Twitter has conducted a review of the racist abuse that was targeted at England players on its platform after the Euro 2020 final in July.
Back in July, Marcus Rashford, Jadon Sancho, and Bukayo Saka — three England footballers playing in the UEFA Euro 2020 final at Wembley Stadium — were subjected to a barrage of racist harassment and abuse on Twitter and Instagram.
At the time, many people attempted to drown out the abuse on the players’ Instagram pages by commenting on their posts with messages of love and support. At the time, Instagram commented saying, “We quickly removed comments and accounts directing abuse at England’s footballers last night and we’ll continue to take action against those that break our rules.”
One month on from the England V Italy final, Twitter has published its findings of an analysis of the abuse faced by the players on the platform after they missed penalties in the 3-2 shootout loss.
In a series of tweets, Twitter UK said that it had identified that “the UK was – by far – the largest country of origin for the abusive Tweets we removed.” This finding debunks the statements issued by Conservative commentators at the time, who claimed that the abuse was coming from abroad. This finding also proves wrong comments made by Conservative MP Michael Fabricant who suggested that the racist abuse might not be “home grown” and stated that it could have come from foreign powers “attempting to destabilise our society.”
“On the night of the Euros Final, our automated tools kicked in immediately, and ensured we identified and removed 1,622 abusive Tweets in the 24 hours that followed,” Twitter UK’s findings continued. “Only 2 percent of the Tweets we removed generated more than 1,000 Impressions.”
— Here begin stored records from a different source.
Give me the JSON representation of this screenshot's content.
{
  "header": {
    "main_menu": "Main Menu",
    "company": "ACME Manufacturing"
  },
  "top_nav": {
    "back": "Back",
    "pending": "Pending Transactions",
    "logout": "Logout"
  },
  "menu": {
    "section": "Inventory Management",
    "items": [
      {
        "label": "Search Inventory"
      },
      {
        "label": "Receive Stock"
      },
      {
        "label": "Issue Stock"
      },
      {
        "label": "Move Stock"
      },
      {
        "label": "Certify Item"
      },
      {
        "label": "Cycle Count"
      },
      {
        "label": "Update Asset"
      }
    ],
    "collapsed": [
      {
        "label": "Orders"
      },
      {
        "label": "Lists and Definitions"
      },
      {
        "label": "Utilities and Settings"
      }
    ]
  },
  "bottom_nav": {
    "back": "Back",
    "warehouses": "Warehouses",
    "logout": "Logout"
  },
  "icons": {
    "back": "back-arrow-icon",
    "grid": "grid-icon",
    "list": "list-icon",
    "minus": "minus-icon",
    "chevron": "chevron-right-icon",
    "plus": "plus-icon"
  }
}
The report also provided crucial evidence to suggest that ID verification — a solution that was put forth by a petition in the wake of the abuse — would not be an effective strategy in tackling the online abuse. More than 696,000 people signed a petition lobbing the government to make ID a legal requirement for social media accounts. Many pointed out flaws with this idea, as it could also marginalise vulnerable groups and silence whistleblowers. However, Twitter says its data “suggests that ID verification would have been unlikely to prevent the abuse from happening – as of the permanently suspended accounts, 99 percent of account owners were identifiable.”
Twitter added that it will soon be trialling a feature that temporarily autoblocks accounts that use “harmful language.” The company’s UK account concluded by saying, “There is no place for racist abuse on Twitter.”
“Our aim is always that Twitter be used as a vehicle for every person to communicate safely. We’re determined to do all we can, along with our partners, to stop these abhorrent views and behaviours being seen on and off the platform,” read the final tweet in the thread.